What you are asked to do: What is needed is an exact copy of all the records.

'''

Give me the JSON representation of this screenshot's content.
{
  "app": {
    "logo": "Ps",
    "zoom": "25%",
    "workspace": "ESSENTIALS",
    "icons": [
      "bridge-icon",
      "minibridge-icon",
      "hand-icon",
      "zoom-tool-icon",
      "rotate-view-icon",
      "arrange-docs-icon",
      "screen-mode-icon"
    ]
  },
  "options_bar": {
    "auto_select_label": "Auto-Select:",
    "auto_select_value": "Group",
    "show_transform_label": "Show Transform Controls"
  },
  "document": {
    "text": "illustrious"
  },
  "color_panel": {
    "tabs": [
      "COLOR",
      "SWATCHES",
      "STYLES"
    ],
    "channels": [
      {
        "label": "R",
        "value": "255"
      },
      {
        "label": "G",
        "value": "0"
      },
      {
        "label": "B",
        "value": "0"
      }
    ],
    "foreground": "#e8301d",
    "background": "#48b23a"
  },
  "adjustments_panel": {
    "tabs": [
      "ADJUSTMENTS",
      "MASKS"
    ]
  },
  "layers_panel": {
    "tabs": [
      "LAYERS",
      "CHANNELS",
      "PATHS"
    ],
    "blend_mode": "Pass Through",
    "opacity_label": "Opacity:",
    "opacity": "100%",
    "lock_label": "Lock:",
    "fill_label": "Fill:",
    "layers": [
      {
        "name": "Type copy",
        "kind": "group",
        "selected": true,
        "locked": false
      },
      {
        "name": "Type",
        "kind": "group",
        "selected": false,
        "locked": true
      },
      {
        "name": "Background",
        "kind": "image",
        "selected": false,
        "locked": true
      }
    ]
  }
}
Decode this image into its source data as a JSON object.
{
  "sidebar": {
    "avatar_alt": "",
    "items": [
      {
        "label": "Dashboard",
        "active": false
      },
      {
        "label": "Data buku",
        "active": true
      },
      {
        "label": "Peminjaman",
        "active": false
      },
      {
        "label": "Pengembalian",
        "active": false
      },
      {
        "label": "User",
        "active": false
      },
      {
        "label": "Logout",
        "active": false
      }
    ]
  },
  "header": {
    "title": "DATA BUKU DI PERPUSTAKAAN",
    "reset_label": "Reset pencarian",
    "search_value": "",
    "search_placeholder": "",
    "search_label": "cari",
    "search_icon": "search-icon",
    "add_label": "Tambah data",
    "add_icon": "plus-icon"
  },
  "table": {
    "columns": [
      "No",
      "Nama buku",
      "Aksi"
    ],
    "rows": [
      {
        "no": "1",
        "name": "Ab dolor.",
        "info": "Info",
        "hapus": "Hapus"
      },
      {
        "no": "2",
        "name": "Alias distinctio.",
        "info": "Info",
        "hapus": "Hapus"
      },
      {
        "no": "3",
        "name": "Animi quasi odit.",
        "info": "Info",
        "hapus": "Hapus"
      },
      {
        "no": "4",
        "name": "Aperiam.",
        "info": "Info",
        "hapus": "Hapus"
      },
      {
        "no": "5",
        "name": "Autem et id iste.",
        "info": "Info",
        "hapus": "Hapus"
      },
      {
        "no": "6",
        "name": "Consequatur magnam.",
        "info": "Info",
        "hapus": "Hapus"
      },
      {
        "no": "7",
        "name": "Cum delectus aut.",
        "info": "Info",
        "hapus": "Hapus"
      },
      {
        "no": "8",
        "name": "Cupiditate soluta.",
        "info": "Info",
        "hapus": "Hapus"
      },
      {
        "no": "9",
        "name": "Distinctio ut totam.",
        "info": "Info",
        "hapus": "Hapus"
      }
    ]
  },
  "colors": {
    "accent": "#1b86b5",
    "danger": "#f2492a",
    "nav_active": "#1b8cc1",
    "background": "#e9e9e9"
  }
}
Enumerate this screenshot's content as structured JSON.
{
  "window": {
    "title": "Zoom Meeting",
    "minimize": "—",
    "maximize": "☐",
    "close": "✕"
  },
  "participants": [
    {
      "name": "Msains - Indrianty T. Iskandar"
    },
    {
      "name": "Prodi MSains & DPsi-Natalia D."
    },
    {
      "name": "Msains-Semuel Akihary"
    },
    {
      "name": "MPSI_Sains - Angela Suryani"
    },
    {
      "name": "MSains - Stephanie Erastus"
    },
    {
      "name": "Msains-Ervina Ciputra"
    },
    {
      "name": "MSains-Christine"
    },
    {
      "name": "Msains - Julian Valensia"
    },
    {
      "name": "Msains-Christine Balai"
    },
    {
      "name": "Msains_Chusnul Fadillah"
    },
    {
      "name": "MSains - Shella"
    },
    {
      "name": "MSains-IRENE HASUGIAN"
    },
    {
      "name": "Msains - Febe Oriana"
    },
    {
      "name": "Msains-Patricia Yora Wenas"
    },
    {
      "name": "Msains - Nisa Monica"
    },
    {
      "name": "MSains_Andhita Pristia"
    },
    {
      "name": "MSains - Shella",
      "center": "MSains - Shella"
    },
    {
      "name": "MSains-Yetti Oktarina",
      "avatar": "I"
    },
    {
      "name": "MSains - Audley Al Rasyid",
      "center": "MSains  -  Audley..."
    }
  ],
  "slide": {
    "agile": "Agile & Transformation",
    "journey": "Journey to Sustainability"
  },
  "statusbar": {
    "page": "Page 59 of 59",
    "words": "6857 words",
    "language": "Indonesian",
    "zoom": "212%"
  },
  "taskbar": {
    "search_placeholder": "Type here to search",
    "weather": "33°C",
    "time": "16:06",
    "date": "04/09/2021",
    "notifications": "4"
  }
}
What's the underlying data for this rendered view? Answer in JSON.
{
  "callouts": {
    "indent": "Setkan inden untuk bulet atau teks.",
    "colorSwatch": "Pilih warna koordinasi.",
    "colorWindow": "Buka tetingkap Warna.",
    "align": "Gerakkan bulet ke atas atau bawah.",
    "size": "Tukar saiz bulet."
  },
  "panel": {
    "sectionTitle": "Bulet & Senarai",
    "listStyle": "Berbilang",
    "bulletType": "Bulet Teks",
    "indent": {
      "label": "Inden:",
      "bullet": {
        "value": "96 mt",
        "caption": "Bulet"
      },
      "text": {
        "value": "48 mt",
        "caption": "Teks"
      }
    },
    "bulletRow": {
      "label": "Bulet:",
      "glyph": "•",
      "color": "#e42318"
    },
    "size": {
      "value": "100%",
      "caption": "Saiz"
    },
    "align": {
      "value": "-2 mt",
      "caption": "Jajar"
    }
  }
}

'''

Expected output:
Give me the JSON representation of this screenshot's content.
{
  "app": {
    "logo": "Ps",
    "zoom": "25%",
    "workspace": "ESSENTIALS",
    "icons": [
      "bridge-icon",
      "minibridge-icon",
      "hand-icon",
      "zoom-tool-icon",
      "rotate-view-icon",
      "arrange-docs-icon",
      "screen-mode-icon"
    ]
  },
  "options_bar": {
    "auto_select_label": "Auto-Select:",
    "auto_select_value": "Group",
    "show_transform_label": "Show Transform Controls"
  },
  "document": {
    "text": "illustrious"
  },
  "color_panel": {
    "tabs": [
      "COLOR",
      "SWATCHES",
      "STYLES"
    ],
    "channels": [
      {
        "label": "R",
        "value": "255"
      },
      {
        "label": "G",
        "value": "0"
      },
      {
        "label": "B",
        "value": "0"
      }
    ],
    "foreground": "#e8301d",
    "background": "#48b23a"
  },
  "adjustments_panel": {
    "tabs": [
      "ADJUSTMENTS",
      "MASKS"
    ]
  },
  "layers_panel": {
    "tabs": [
      "LAYERS",
      "CHANNELS",
      "PATHS"
    ],
    "blend_mode": "Pass Through",
    "opacity_label": "Opacity:",
    "opacity": "100%",
    "lock_label": "Lock:",
    "fill_label": "Fill:",
    "layers": [
      {
        "name": "Type copy",
        "kind": "group",
        "selected": true,
        "locked": false
      },
      {
        "name": "Type",
        "kind": "group",
        "selected": false,
        "locked": true
      },
      {
        "name": "Background",
        "kind": "image",
        "selected": false,
        "locked": true
      }
    ]
  }
}
Decode this image into its source data as a JSON object.
{
  "sidebar": {
    "avatar_alt": "",
    "items": [
      {
        "label": "Dashboard",
        "active": false
      },
      {
        "label": "Data buku",
        "active": true
      },
      {
        "label": "Peminjaman",
        "active": false
      },
      {
        "label": "Pengembalian",
        "active": false
      },
      {
        "label": "User",
        "active": false
      },
      {
        "label": "Logout",
        "active": false
      }
    ]
  },
  "header": {
    "title": "DATA BUKU DI PERPUSTAKAAN",
    "reset_label": "Reset pencarian",
    "search_value": "",
    "search_placeholder": "",
    "search_label": "cari",
    "search_icon": "search-icon",
    "add_label": "Tambah data",
    "add_icon": "plus-icon"
  },
  "table": {
    "columns": [
      "No",
      "Nama buku",
      "Aksi"
    ],
    "rows": [
      {
        "no": "1",
        "name": "Ab dolor.",
        "info": "Info",
        "hapus": "Hapus"
      },
      {
        "no": "2",
        "name": "Alias distinctio.",
        "info": "Info",
        "hapus": "Hapus"
      },
      {
        "no": "3",
        "name": "Animi quasi odit.",
        "info": "Info",
        "hapus": "Hapus"
      },
      {
        "no": "4",
        "name": "Aperiam.",
        "info": "Info",
        "hapus": "Hapus"
      },
      {
        "no": "5",
        "name": "Autem et id iste.",
        "info": "Info",
        "hapus": "Hapus"
      },
      {
        "no": "6",
        "name": "Consequatur magnam.",
        "info": "Info",
        "hapus": "Hapus"
      },
      {
        "no": "7",
        "name": "Cum delectus aut.",
        "info": "Info",
        "hapus": "Hapus"
      },
      {
        "no": "8",
        "name": "Cupiditate soluta.",
        "info": "Info",
        "hapus": "Hapus"
      },
      {
        "no": "9",
        "name": "Distinctio ut totam.",
        "info": "Info",
        "hapus": "Hapus"
      }
    ]
  },
  "colors": {
    "accent": "#1b86b5",
    "danger": "#f2492a",
    "nav_active": "#1b8cc1",
    "background": "#e9e9e9"
  }
}
Enumerate this screenshot's content as structured JSON.
{
  "window": {
    "title": "Zoom Meeting",
    "minimize": "—",
    "maximize": "☐",
    "close": "✕"
  },
  "participants": [
    {
      "name": "Msains - Indrianty T. Iskandar"
    },
    {
      "name": "Prodi MSains & DPsi-Natalia D."
    },
    {
      "name": "Msains-Semuel Akihary"
    },
    {
      "name": "MPSI_Sains - Angela Suryani"
    },
    {
      "name": "MSains - Stephanie Erastus"
    },
    {
      "name": "Msains-Ervina Ciputra"
    },
    {
      "name": "MSains-Christine"
    },
    {
      "name": "Msains - Julian Valensia"
    },
    {
      "name": "Msains-Christine Balai"
    },
    {
      "name": "Msains_Chusnul Fadillah"
    },
    {
      "name": "MSains - Shella"
    },
    {
      "name": "MSains-IRENE HASUGIAN"
    },
    {
      "name": "Msains - Febe Oriana"
    },
    {
      "name": "Msains-Patricia Yora Wenas"
    },
    {
      "name": "Msains - Nisa Monica"
    },
    {
      "name": "MSains_Andhita Pristia"
    },
    {
      "name": "MSains - Shella",
      "center": "MSains - Shella"
    },
    {
      "name": "MSains-Yetti Oktarina",
      "avatar": "I"
    },
    {
      "name": "MSains - Audley Al Rasyid",
      "center": "MSains  -  Audley..."
    }
  ],
  "slide": {
    "agile": "Agile & Transformation",
    "journey": "Journey to Sustainability"
  },
  "statusbar": {
    "page": "Page 59 of 59",
    "words": "6857 words",
    "language": "Indonesian",
    "zoom": "212%"
  },
  "taskbar": {
    "search_placeholder": "Type here to search",
    "weather": "33°C",
    "time": "16:06",
    "date": "04/09/2021",
    "notifications": "4"
  }
}
What's the underlying data for this rendered view? Answer in JSON.
{
  "callouts": {
    "indent": "Setkan inden untuk bulet atau teks.",
    "colorSwatch": "Pilih warna koordinasi.",
    "colorWindow": "Buka tetingkap Warna.",
    "align": "Gerakkan bulet ke atas atau bawah.",
    "size": "Tukar saiz bulet."
  },
  "panel": {
    "sectionTitle": "Bulet & Senarai",
    "listStyle": "Berbilang",
    "bulletType": "Bulet Teks",
    "indent": {
      "label": "Inden:",
      "bullet": {
        "value": "96 mt",
        "caption": "Bulet"
      },
      "text": {
        "value": "48 mt",
        "caption": "Teks"
      }
    },
    "bulletRow": {
      "label": "Bulet:",
      "glyph": "•",
      "color": "#e42318"
    },
    "size": {
      "value": "100%",
      "caption": "Saiz"
    },
    "align": {
      "value": "-2 mt",
      "caption": "Jajar"
    }
  }
}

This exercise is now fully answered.